Stephen Scott: The Deep Spaces
New Albion

The Deep Spaces, a fantasy song-cycle composed by Colorado College music professor Stephen Scott (b. 1944), captivates sonically for being a bowed piano composition but ultimately impresses most for the caliber of its writing. Performed by The Bowed Piano Ensemble and soprano Victoria Hansen and abetted by the writings of Mary Shelley, Wordsworth, Byron, Pablo Medina, among others, the eleven-part work celebrates the power and grandeur of Italy's Lake Como. Though Scott weaves themes by Liszt and Berlioz in amongst his own melodies and textures, The Deep Spaces is anything but a pastiche.
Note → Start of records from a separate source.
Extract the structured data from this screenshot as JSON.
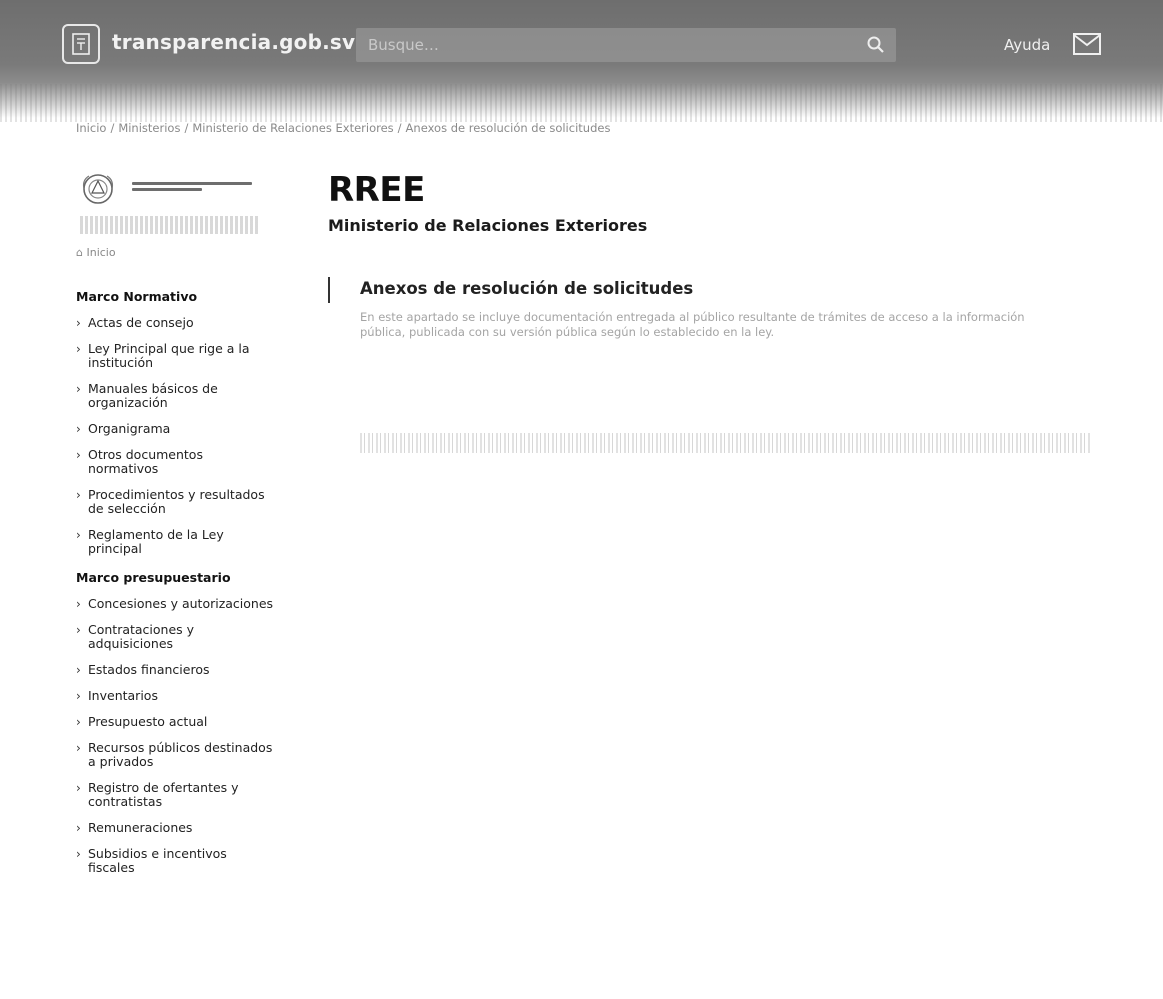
{
  "header": {
    "site_name": "transparencia.gob.sv",
    "search_placeholder": "Busque…",
    "help_label": "Ayuda"
  },
  "breadcrumb": [
    "Inicio",
    "Ministerios",
    "Ministerio de Relaciones Exteriores",
    "Anexos de resolución de solicitudes"
  ],
  "sidebar": {
    "home_label": "Inicio",
    "sections": [
      {
        "title": "Marco Normativo",
        "items": [
          "Actas de consejo",
          "Ley Principal que rige a la institución",
          "Manuales básicos de organización",
          "Organigrama",
          "Otros documentos normativos",
          "Procedimientos y resultados de selección",
          "Reglamento de la Ley principal"
        ]
      },
      {
        "title": "Marco presupuestario",
        "items": [
          "Concesiones y autorizaciones",
          "Contrataciones y adquisiciones",
          "Estados financieros",
          "Inventarios",
          "Presupuesto actual",
          "Recursos públicos destinados a privados",
          "Registro de ofertantes y contratistas",
          "Remuneraciones",
          "Subsidios e incentivos fiscales"
        ]
      }
    ]
  },
  "main": {
    "title": "RREE",
    "subtitle": "Ministerio de Relaciones Exteriores",
    "section_title": "Anexos de resolución de solicitudes",
    "description": "En este apartado se incluye documentación entregada al público resultante de trámites de acceso a la información pública, publicada con su versión pública según lo establecido en la ley."
  }
}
If anything, it's traditional—refreshingly so—in its structural deployment of an instrumental prologue and epilogue. (Incidentally, this isn't the first time Scott has composed a work for bowed piano, as his The Tears of Niobe represented the United States at the 1991 International Rostrum of Composers in Paris.)

The opener “Primordium” provides a showcase of sorts for the plenitude of sounds the ensemble's ten members generate from the open grand piano using nylon filament, horsehair, hand-held piano hammers, guitar picks, etc. Following an abstract intro dominated by percussive flurries, the overture settles into a more conventional form and foreshadows the songs ahead by voicing their dreamily evocative and mournful themes, sometimes accompanied by soprano Victoria Hansen's wordless interjections. (The closing “Postludium” frames the work by re-introducing the opening setting's themes a final time.) At no time does it feel like the sonic palette is diminished by the group's reliance on a singular instrument. Clustered tightly around the piano, the group's members pluck and strum bright, shimmering tones that alternately resemble a glass orchestra, zither, harp, viola, and harpsichord. Predictably, the natural sonority of Hansen's vocals differs markedly from the magisterial exotica produced by the ensemble but the effect is hardly unpleasant.

The 45-minute work feels unified, especially when each piece seamlessly flows into the next, but Scott makes room for contrasts too. “The Old Hall” seems both ancient and modern, with its traditional folk character offset by a boldly meandering vocal line. In the stately waltz “Barcarola,” the melancholy theme re-emerges halfway through and again at the end, imbuing the song with meditative character. The theme re-appears in “The Face of Heaven” but slower and statelier; during Byron's line “The last still loveliest, till—‘tis gone—and all is grey,” the effortless ascent of Hansen's swooping voice proves memorable. The ponderous “O'er Vales That Teem With Fruits: Hector and Harold in Italy” not only spotlights her undulating vocal but includes a melodic leap in the coda that calls to mind David Del Tredici's In Memory of a Summer Day. Sometimes a drone-like pedal point persists throughout a piece, becoming a background anchor for the sonic flux swirling overtop. Here and elsewhere, what ultimately recommends Scott's affecting song-cycle The Deep Spaces most isn't the novelty of its instrumentation but the work's compositional quality.

May 2007